With a combined twenty-two games in the books over the 2007 season, we might as well do a little statistical evaluation of Auburn and Alabama before this Saturday's closer.
Turning to the SEC's official site, the first thing that jumps out at you is how little separation there is between the two teams in most categories. Given Auburn's much-noted offensive woes, you'd think the Tide would be way ahead in scoring offense, but no, UAT is number 7 in the SEC with a 28.4 average while AU is just over a field goal behind at number 9 and 25.0. Conversely, Auburn's reputation as run-first vs. Alabama's more-heralded passing game would make you think the Tigers are way ahead on the ground, but #8 AU actually trails #7 UAT by an average of a rushing yard per game.

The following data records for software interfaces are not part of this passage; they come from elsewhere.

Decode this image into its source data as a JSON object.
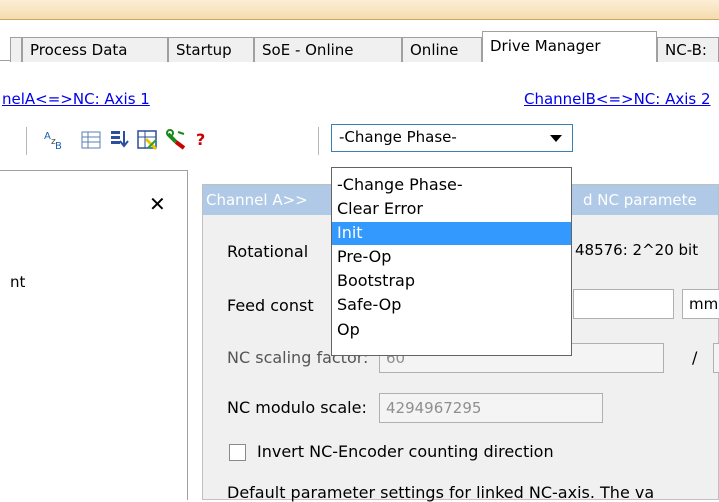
{
  "tabs": [
    {
      "label": "Process Data"
    },
    {
      "label": "Startup"
    },
    {
      "label": "SoE - Online"
    },
    {
      "label": "Online"
    },
    {
      "label": "Drive Manager"
    },
    {
      "label": "NC-B:"
    }
  ],
  "channel_links": {
    "a": "nelA<=>NC: Axis 1",
    "b": "ChannelB<=>NC: Axis 2"
  },
  "toolbar": {
    "help_glyph": "?",
    "combo_value": "-Change Phase-",
    "icons": [
      "az-sort-icon",
      "list-view-icon",
      "download-icon",
      "table-tool-icon",
      "wrench-icon",
      "help-icon"
    ]
  },
  "left_panel": {
    "close_glyph": "✕",
    "item_text": "nt"
  },
  "dialog": {
    "title_left": "Channel A>>",
    "title_right": "d NC paramete",
    "rotational_label": "Rotational",
    "rotational_value": "48576: 2^20 bit",
    "feed_label": "Feed const",
    "feed_unit": "mm",
    "nc_scaling_label": "NC scaling factor:",
    "nc_scaling_value": "60",
    "slash": "/",
    "nc_modulo_label": "NC modulo scale:",
    "nc_modulo_value": "4294967295",
    "invert_label": "Invert NC-Encoder counting direction",
    "default_text": "Default parameter settings for linked NC-axis. The va"
  },
  "dropdown": {
    "selected": "Init",
    "options": [
      "-Change Phase-",
      "Clear Error",
      "Init",
      "Pre-Op",
      "Bootstrap",
      "Safe-Op",
      "Op"
    ]
  },
  "colors": {
    "accent": "#3399ff",
    "link": "#0000ee",
    "title_bar": "#b0c9e6"
  }
}
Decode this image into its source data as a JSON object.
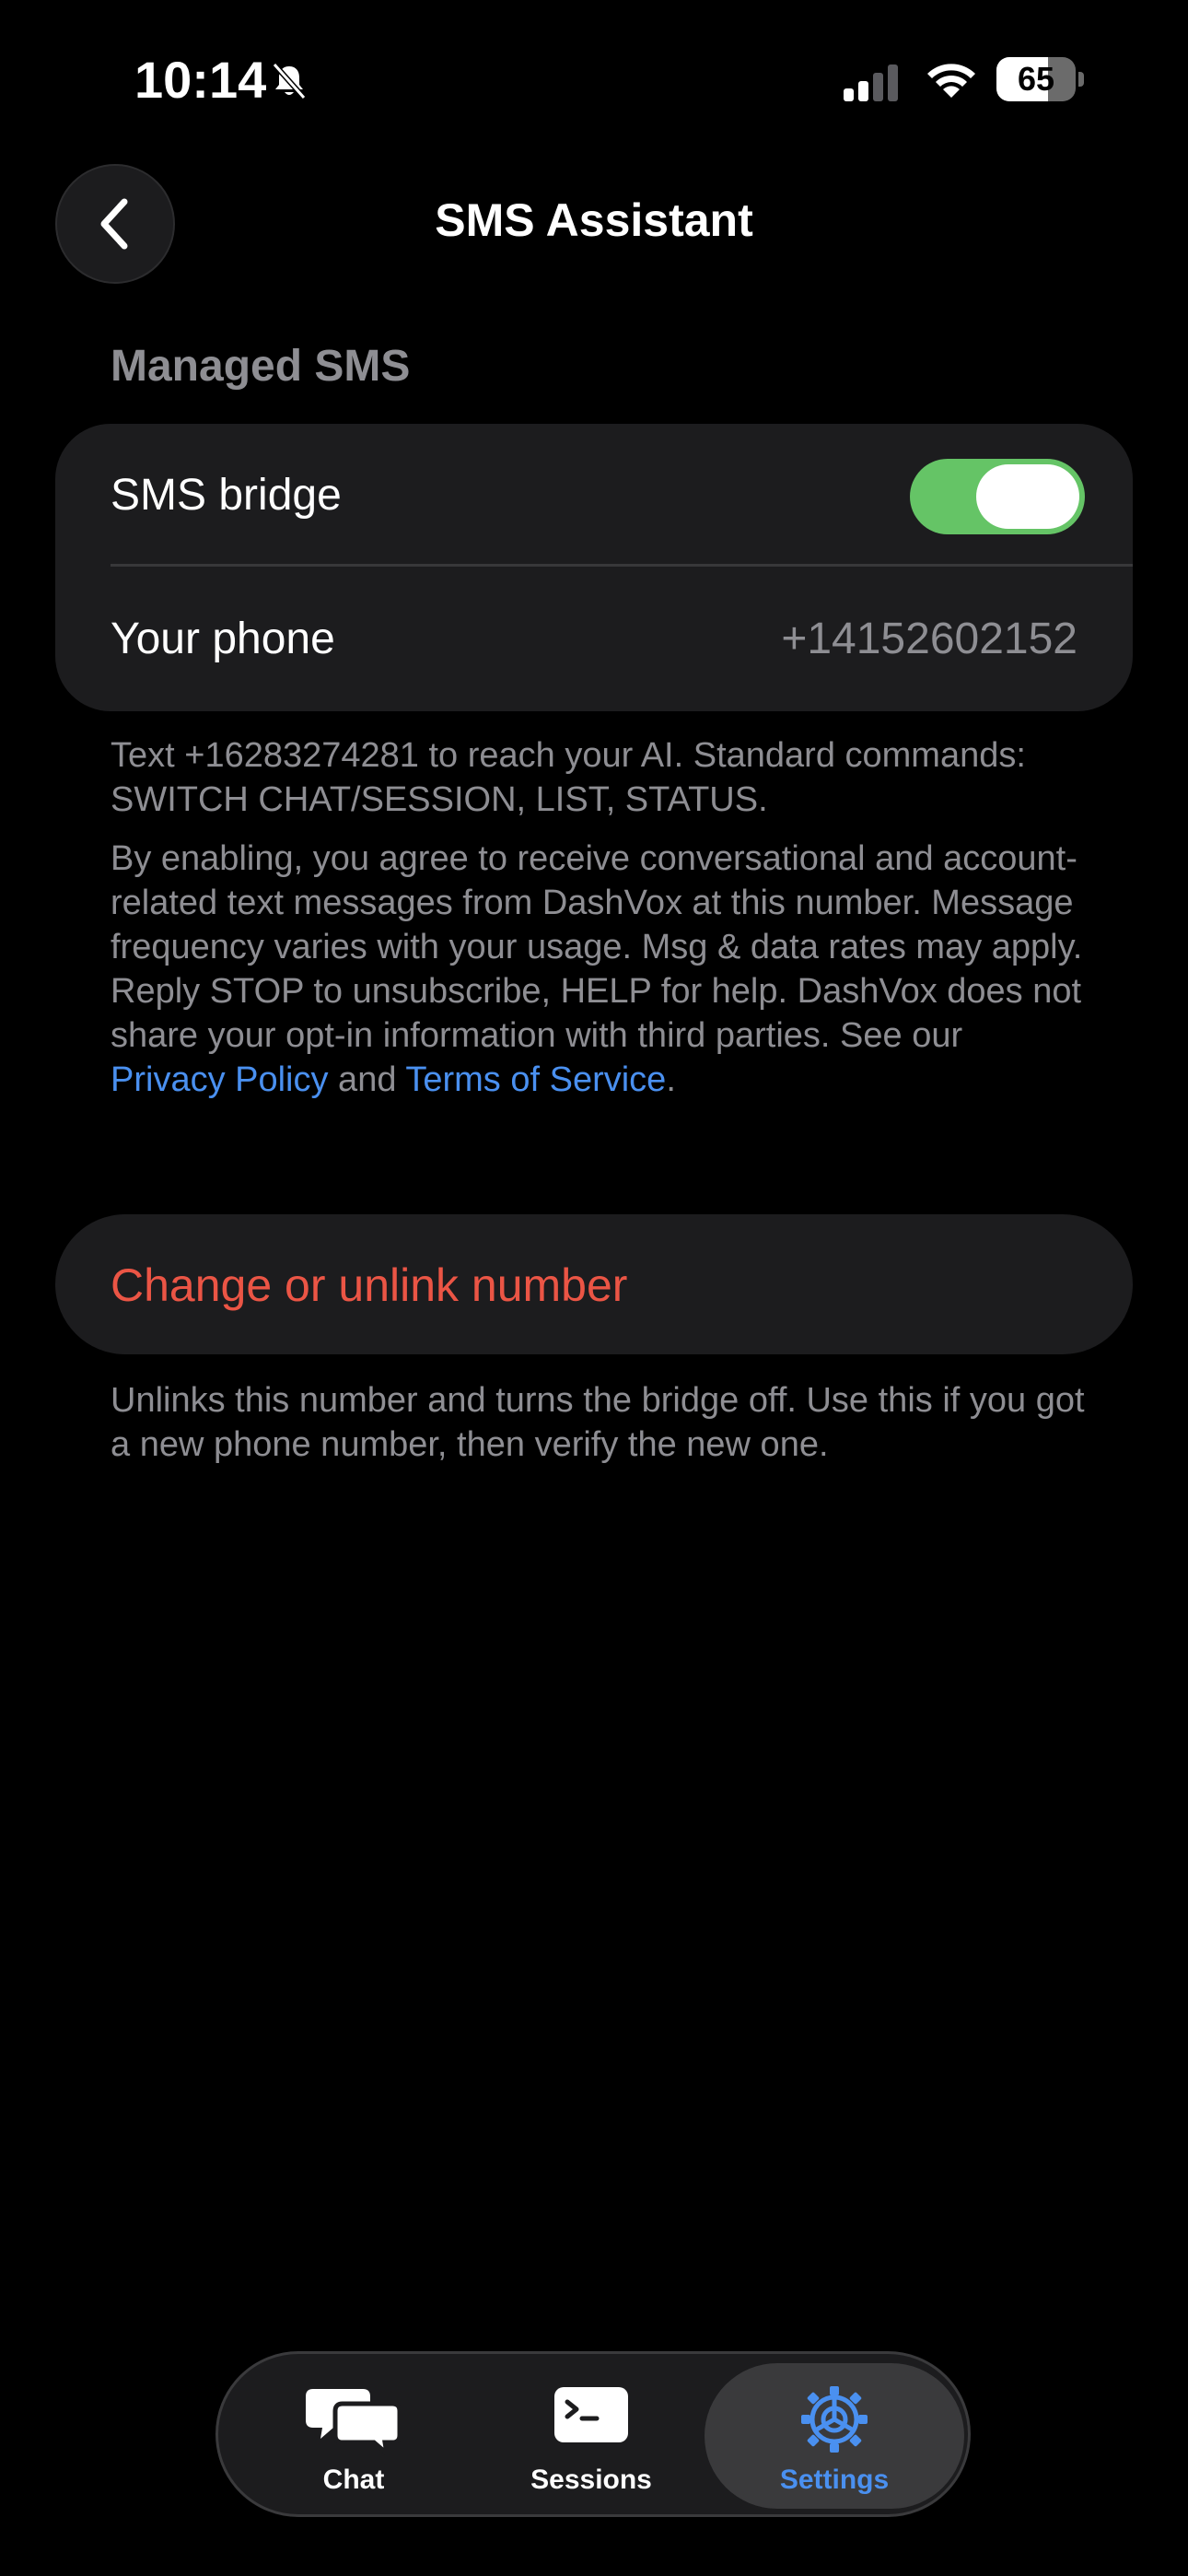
{
  "status_bar": {
    "time": "10:14",
    "battery_percent": 65,
    "battery_label": "65",
    "icons": [
      "bell-slash-icon",
      "cellular-signal-icon",
      "wifi-icon",
      "battery-icon"
    ]
  },
  "nav": {
    "back_icon": "chevron-left-icon",
    "title": "SMS Assistant"
  },
  "section": {
    "header": "Managed SMS"
  },
  "settings": {
    "sms_bridge_label": "SMS bridge",
    "sms_bridge_enabled": true,
    "your_phone_label": "Your phone",
    "your_phone_value": "+14152602152"
  },
  "footnotes": {
    "commands": "Text +16283274281 to reach your AI. Standard commands: SWITCH CHAT/SESSION, LIST, STATUS.",
    "consent_text": "By enabling, you agree to receive conversational and account-related text messages from DashVox at this number. Message frequency varies with your usage. Msg & data rates may apply. Reply STOP to unsubscribe, HELP for help. DashVox does not share your opt-in information with third parties. See our ",
    "privacy_link": "Privacy Policy",
    "and_text": " and ",
    "terms_link": "Terms of Service",
    "period": "."
  },
  "unlink": {
    "button_label": "Change or unlink number",
    "footnote": "Unlinks this number and turns the bridge off. Use this if you got a new phone number, then verify the new one."
  },
  "tab_bar": {
    "tabs": [
      {
        "label": "Chat",
        "icon": "chat-bubbles-icon",
        "selected": false
      },
      {
        "label": "Sessions",
        "icon": "terminal-icon",
        "selected": false
      },
      {
        "label": "Settings",
        "icon": "gear-icon",
        "selected": true
      }
    ]
  },
  "colors": {
    "background": "#000000",
    "card": "#1c1c1e",
    "toggle_on": "#65c466",
    "secondary_text": "#8e8e93",
    "link": "#4a90f0",
    "destructive": "#eb5545"
  }
}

This goes on and on. In 15 of the 29 significant categories tracked by the conference, Auburn and Alabama are either right next to each other in the team standings or separated by just one other team (I didn't count stuff like on-side kick recovery, since that's such a rare occurrence that the stats aren't meaningful). One of the more surprisingly-even stats to me was passing efficiency, where both teams are essentially tied near the bottom of the conference pack (AU is #7 at 117.4, UAT #8 at 115.7). Neither team is very good at either converting on third down or stopping opponents from doing the same.
So let's look at where we do see some separation between these teams. The first item that jumps out at you is scoring defense, where Auburn leads the conference allowing 17.3 points a game; Alabama's defense is a respectable #5 with 22.3 ppg, but still nearly a touchdown behind the Tigers. On the other hand, the Tide's large lead in passing offense (#5 at 231.8 vs. AU's #9 at 178.8) gives Alabama a corresponding lead in total offense, but as noted above, that advantage hasn't translated into a lot of additional points on the scoreboard.
The most eye-popping differentials on the page come in a couple of exceptionally important categories. Alabama has a huge advantage in first downs, second in the conference with an impressive 259 over eleven games; Auburn is nearly bringing up the rear at number 10 with fifty (fifty!) fewer first downs. Then again, that offensive production just hasn't been translated into points for the Tide, and surprisingly to me, it also hasn't translated into an advantage in time of possession, where #7 UAT trails #3 AU 29:36 to 31:27. Two minutes can be a very big deal in a game like this.
The second big difference illustrates Auburn's team strength this year, namely the defense. AU is second in the conference in Red Zone Defense, allowing opponents only 15 touchdowns and 10 field goals in 34 red zone situations. Alabama is dead last in this category, allowing points to opponents in scoring position over 90% of the time (30-33, 8 field goals and--ouch--22 touchdowns). That's pretty lousy, especially for a team coached by a "defensive genius." I'd call it a game-decider--but that would assume the Auburn offense can drive to the red zone enough times. I'm not ready to make that claim just yet.
It's worth noting that two categories with big discrepancies could be turned upside-down Saturday due to injuries. Alabama has a big lead in kick returns, but their star returner, Javier Arenas, has a bad ankle sprain and won't play. On the other side, Auburn is bringing up the SEC rear in kickoff returns this year, but the Tigers will welcome speedster Tristan Davis back this week in the lead return slot after a season-long injury spell. How those changes will play out this weekend, I can safely say nobody knows.